The goal of this blog is meant to help people think strategically about foreign affairs, but this goal isn’t furthered if I touch on strategy indirectly and within specific contexts. If readers don’t know what I mean by ‘strategy’, how can I expect them to see things from my perspective? So I want to try to sketch out my understanding of it and thinking strategically.
- Strategy is identifying priorities, translating those priorities into goals to be achieved, and developing a plan to achieve them by matching goals with resources and figuring out how and when to use those resources to best advantage.
- To think strategically is to understand how an action or an event impacts on your priorities, goals and plan; and if the impact is negative, working out how to remedy the situation.
This is it in the abstract, at least. There are a number of factors which influence strategy and thinking strategically that can handicap us in doing either, two of which I think are important.
- Understanding the ‘environment of struggle’. If policymakers are going to identify priorities and figure out goals, then they have to understand the world they inhabit and the opponents they face. This depends on the amount of information and intelligence they possess, which is likely to be insufficient to paint a whole picture. How policymakers read the information they do have also depends on the strategic culture of their country, as well as personal beliefs and principles. Both of these can lead to misidentifying priorities, which subsequently undermines one’s goals and the plan to achieve them. This can be dangerous. ‘Poor strategy is expensive,’ writes Colin Gray, ‘bad strategy can be lethal, while when the stakes include survival, very bad strategy is almost always fatal.’

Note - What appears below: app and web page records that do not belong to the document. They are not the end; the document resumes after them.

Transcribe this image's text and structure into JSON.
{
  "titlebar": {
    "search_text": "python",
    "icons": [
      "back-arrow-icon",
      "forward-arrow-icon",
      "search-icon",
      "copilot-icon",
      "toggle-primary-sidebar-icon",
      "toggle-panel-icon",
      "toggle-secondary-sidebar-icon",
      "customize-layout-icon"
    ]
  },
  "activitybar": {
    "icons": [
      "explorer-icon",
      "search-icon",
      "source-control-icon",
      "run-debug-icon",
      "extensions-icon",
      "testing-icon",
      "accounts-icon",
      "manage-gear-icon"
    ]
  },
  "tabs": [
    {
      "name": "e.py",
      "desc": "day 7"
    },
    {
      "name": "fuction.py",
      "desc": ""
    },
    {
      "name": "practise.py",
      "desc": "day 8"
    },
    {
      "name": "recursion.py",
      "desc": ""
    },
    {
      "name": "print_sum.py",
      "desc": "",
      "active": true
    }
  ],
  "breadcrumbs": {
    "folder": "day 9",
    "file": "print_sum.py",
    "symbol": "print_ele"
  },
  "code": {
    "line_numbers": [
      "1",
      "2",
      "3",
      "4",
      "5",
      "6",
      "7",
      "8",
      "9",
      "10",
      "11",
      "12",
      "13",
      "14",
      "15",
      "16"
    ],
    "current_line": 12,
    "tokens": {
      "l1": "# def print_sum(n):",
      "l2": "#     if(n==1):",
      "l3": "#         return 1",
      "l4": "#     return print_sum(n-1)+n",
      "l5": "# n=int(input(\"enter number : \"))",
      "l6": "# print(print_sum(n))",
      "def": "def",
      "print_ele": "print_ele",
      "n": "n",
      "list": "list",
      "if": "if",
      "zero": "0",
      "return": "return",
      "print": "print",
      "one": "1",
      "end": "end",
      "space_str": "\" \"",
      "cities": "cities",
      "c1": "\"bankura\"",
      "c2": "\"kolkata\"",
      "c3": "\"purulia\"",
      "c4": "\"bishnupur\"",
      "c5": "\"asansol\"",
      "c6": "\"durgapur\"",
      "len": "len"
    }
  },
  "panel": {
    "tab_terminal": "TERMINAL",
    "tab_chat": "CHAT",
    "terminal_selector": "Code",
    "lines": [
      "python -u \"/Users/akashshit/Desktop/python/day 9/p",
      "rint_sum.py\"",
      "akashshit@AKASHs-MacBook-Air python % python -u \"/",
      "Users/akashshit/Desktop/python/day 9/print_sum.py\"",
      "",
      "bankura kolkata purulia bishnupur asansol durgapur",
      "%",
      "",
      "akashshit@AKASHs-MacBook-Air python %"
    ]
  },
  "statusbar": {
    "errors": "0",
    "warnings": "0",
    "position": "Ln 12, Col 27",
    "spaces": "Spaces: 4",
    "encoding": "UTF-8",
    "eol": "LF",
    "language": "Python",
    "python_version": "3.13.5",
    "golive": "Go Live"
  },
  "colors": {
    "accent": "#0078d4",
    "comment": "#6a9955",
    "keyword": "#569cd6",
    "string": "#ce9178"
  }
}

- Adaptation. Thinking strategically doesn’t happen in vacuum, but in a world where circumstances are constantly shifting. We can figure out how an action or an event impacts on our strategy, but when we attempt to remedy the situation, something else comes out of left-field and makes our thinking out-of-date. ‘There is often no more logic in the course of events than there is in the plans of men,’ as Pericles said. And if our strategy is flawed, then our capacity to think strategically is well and truly buggered.